Task: Your copy should match the records below exactly, except for the pictures.

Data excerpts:
┄┄┄┄┄┄
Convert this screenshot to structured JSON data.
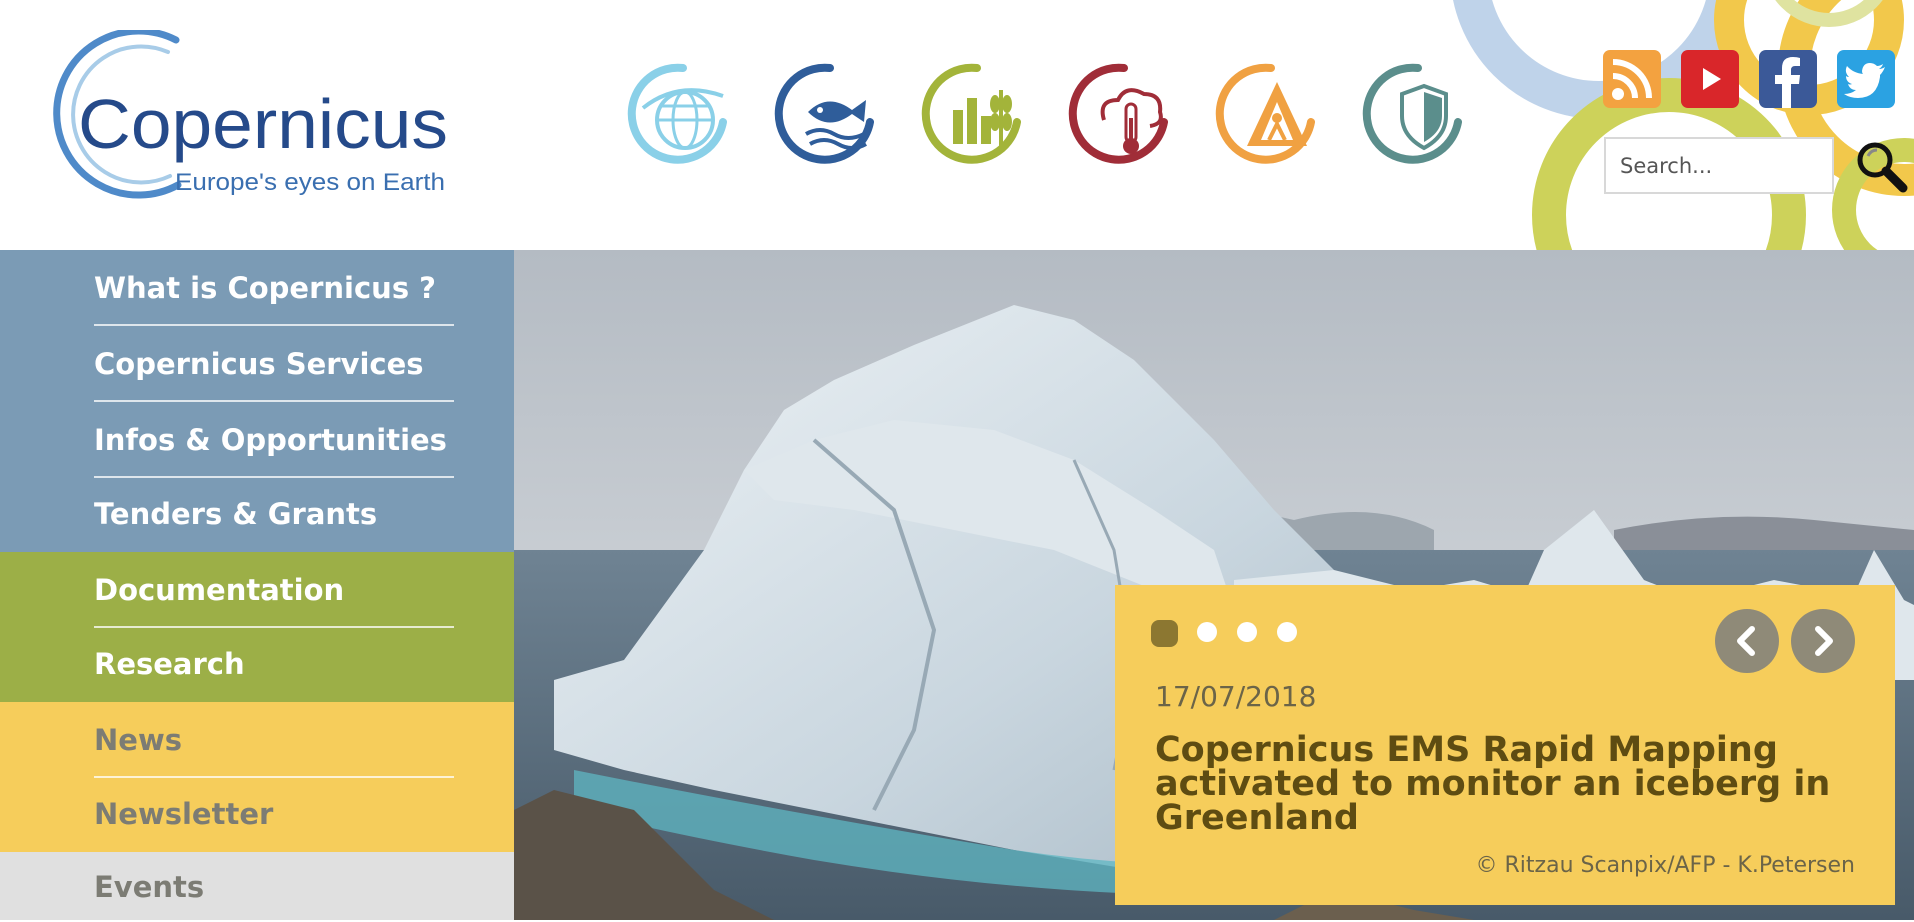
{
  "logo": {
    "name": "Copernicus",
    "tagline": "Europe's eyes on Earth"
  },
  "services": [
    {
      "name": "atmosphere",
      "color": "#8ad0e8"
    },
    {
      "name": "marine",
      "color": "#2f5d9a"
    },
    {
      "name": "land",
      "color": "#a3b43a"
    },
    {
      "name": "climate-change",
      "color": "#a02d38"
    },
    {
      "name": "emergency",
      "color": "#f0a142"
    },
    {
      "name": "security",
      "color": "#5b8e8c"
    }
  ],
  "social": [
    {
      "name": "rss",
      "color": "#f3a240"
    },
    {
      "name": "youtube",
      "color": "#d9262a"
    },
    {
      "name": "facebook",
      "color": "#3b5998"
    },
    {
      "name": "twitter",
      "color": "#2ba2e2"
    }
  ],
  "search": {
    "placeholder": "Search..."
  },
  "nav": {
    "what": "What is Copernicus ?",
    "services": "Copernicus Services",
    "infos": "Infos & Opportunities",
    "tenders": "Tenders & Grants",
    "documentation": "Documentation",
    "research": "Research",
    "news": "News",
    "newsletter": "Newsletter",
    "events": "Events"
  },
  "slider": {
    "slide_count": 4,
    "active_slide": 1,
    "date": "17/07/2018",
    "title": "Copernicus EMS Rapid Mapping activated to monitor an iceberg in Greenland",
    "credit": "© Ritzau Scanpix/AFP - K.Petersen"
  },
  "colors": {
    "nav_blue": "#7b9bb5",
    "nav_green": "#9caf47",
    "nav_yellow": "#f6cd5b",
    "nav_grey": "#e0e0e0",
    "caption_bg": "#f6cd5b",
    "caption_title": "#5e4c12"
  }
}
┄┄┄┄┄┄
Answer to this exercise:
Convert this screenshot to structured JSON data.
{
  "logo": {
    "name": "Copernicus",
    "tagline": "Europe's eyes on Earth"
  },
  "services": [
    {
      "name": "atmosphere",
      "color": "#8ad0e8"
    },
    {
      "name": "marine",
      "color": "#2f5d9a"
    },
    {
      "name": "land",
      "color": "#a3b43a"
    },
    {
      "name": "climate-change",
      "color": "#a02d38"
    },
    {
      "name": "emergency",
      "color": "#f0a142"
    },
    {
      "name": "security",
      "color": "#5b8e8c"
    }
  ],
  "social": [
    {
      "name": "rss",
      "color": "#f3a240"
    },
    {
      "name": "youtube",
      "color": "#d9262a"
    },
    {
      "name": "facebook",
      "color": "#3b5998"
    },
    {
      "name": "twitter",
      "color": "#2ba2e2"
    }
  ],
  "search": {
    "placeholder": "Search..."
  },
  "nav": {
    "what": "What is Copernicus ?",
    "services": "Copernicus Services",
    "infos": "Infos & Opportunities",
    "tenders": "Tenders & Grants",
    "documentation": "Documentation",
    "research": "Research",
    "news": "News",
    "newsletter": "Newsletter",
    "events": "Events"
  },
  "slider": {
    "slide_count": 4,
    "active_slide": 1,
    "date": "17/07/2018",
    "title": "Copernicus EMS Rapid Mapping activated to monitor an iceberg in Greenland",
    "credit": "© Ritzau Scanpix/AFP - K.Petersen"
  },
  "colors": {
    "nav_blue": "#7b9bb5",
    "nav_green": "#9caf47",
    "nav_yellow": "#f6cd5b",
    "nav_grey": "#e0e0e0",
    "caption_bg": "#f6cd5b",
    "caption_title": "#5e4c12"
  }
}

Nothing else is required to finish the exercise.